I spent many hours this past summer watching my son play lacrosse and couldn’t help thinking about how the team sport of lacrosse is similar to the team sport of design and construction. I’m sure this is analogous to the other team sports that move an object up and down a rectangular field, court, or rink, but this is how I see its comparison with lacrosse.
Last month, I addressed the challenge faced by new construction project teams to build faster and cheaper. In the normal project delivery process, this responsibility falls on the construction manager and/or general contractor (CMGC).
This is apt to be the last of my series of columns regarding the relationship between Substantial Completion management and efficient and successful commissioning. Previous columns have addressed various reasons why projects are being declared substantially complete when the building systems are barely functional and ideas for how to improve that situation. This month’s column will look at how substantial completion is actually determined by the owner and/or owner’s representative.
The readers weigh in. In my December 2012 column, I solicited reader feedback regarding substantial completion and the trend of owners accepting buildings as substantially complete when the mechanical and electrical systems are not complete, fully integrated, and functioning properly.

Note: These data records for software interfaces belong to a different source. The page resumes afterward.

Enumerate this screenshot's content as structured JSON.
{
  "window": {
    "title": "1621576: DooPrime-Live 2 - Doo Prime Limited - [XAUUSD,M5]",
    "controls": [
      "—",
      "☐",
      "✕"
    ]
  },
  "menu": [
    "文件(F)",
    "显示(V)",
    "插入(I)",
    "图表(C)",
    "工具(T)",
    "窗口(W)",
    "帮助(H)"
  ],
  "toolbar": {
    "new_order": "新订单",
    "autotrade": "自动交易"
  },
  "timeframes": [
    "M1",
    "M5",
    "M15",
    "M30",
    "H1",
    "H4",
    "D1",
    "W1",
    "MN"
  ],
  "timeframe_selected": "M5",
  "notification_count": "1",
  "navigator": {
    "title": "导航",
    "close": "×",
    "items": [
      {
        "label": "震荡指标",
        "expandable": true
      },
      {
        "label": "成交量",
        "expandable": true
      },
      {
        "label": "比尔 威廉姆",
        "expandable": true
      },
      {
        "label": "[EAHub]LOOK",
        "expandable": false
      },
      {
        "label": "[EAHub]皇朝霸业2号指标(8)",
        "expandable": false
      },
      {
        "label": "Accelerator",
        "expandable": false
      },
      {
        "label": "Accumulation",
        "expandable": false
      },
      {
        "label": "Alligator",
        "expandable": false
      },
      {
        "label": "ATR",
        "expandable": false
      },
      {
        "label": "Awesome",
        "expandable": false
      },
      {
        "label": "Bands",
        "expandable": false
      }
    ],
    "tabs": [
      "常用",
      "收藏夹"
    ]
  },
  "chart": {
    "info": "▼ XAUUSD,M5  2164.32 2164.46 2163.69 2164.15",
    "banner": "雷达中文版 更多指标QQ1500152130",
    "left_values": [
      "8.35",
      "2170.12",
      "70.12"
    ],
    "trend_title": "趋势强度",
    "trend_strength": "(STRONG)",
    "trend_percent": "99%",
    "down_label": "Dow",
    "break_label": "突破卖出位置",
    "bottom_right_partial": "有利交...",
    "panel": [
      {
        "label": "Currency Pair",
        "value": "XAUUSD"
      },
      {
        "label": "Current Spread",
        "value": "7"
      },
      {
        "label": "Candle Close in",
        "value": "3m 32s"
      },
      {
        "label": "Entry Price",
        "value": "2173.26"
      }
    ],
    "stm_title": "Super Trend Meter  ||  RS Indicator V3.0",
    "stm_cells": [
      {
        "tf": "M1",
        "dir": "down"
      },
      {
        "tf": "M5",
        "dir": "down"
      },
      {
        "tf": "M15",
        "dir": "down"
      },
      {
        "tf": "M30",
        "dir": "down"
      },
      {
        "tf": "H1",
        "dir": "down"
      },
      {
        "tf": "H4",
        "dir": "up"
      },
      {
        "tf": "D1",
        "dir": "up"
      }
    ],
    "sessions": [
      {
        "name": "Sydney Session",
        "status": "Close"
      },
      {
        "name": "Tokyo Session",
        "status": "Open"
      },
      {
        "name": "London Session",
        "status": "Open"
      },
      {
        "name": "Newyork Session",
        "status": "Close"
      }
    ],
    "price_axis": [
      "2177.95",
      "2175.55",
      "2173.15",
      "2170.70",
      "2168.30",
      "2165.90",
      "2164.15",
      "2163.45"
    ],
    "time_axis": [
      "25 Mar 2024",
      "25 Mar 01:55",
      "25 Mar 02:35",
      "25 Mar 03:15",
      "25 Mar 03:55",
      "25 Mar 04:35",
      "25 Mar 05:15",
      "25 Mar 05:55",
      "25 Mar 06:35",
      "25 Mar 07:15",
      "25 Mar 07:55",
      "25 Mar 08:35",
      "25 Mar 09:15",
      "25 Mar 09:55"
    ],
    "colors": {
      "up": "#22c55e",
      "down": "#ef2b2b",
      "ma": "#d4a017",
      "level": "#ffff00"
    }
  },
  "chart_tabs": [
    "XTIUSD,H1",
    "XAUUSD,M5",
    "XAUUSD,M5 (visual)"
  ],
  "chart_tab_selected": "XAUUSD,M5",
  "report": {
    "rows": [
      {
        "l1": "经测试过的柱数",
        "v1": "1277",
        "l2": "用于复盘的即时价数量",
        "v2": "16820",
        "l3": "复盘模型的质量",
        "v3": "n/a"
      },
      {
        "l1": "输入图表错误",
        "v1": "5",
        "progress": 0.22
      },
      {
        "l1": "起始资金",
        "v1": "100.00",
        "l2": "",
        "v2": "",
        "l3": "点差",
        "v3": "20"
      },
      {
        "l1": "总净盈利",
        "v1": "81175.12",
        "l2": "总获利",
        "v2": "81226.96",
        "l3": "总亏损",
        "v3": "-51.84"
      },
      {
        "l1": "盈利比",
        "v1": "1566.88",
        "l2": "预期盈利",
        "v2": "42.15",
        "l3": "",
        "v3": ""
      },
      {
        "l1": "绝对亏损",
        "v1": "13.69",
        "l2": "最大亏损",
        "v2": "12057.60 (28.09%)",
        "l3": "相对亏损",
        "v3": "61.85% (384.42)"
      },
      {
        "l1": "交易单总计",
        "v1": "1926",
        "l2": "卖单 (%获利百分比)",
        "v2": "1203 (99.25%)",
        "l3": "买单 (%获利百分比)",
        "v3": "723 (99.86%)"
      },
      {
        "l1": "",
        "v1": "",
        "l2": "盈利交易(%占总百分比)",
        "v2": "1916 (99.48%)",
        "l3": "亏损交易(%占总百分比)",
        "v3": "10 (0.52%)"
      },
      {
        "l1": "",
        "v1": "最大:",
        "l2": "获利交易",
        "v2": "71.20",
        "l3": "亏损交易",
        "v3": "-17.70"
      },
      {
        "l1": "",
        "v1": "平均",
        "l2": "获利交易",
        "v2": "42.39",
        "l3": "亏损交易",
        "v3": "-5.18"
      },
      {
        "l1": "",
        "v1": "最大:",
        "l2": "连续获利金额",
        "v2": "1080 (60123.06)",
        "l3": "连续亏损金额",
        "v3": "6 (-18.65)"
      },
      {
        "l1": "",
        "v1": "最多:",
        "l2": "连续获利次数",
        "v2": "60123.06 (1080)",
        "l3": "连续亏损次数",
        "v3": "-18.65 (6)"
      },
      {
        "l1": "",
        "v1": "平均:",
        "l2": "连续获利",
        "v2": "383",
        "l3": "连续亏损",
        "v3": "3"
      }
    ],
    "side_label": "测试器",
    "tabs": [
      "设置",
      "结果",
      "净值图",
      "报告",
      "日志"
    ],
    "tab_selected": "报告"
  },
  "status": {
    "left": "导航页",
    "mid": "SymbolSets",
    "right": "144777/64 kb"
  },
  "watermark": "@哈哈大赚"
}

Leaning on experience and data from various K-12 cities and projects, the author pursues some less conventional design approaches. They may revolve around radiant heating and/or cooling, but depending on school size and other factors, the smart use of heat recovery, DOAS, and improved central plants could also put a project on the HVAC honor roll.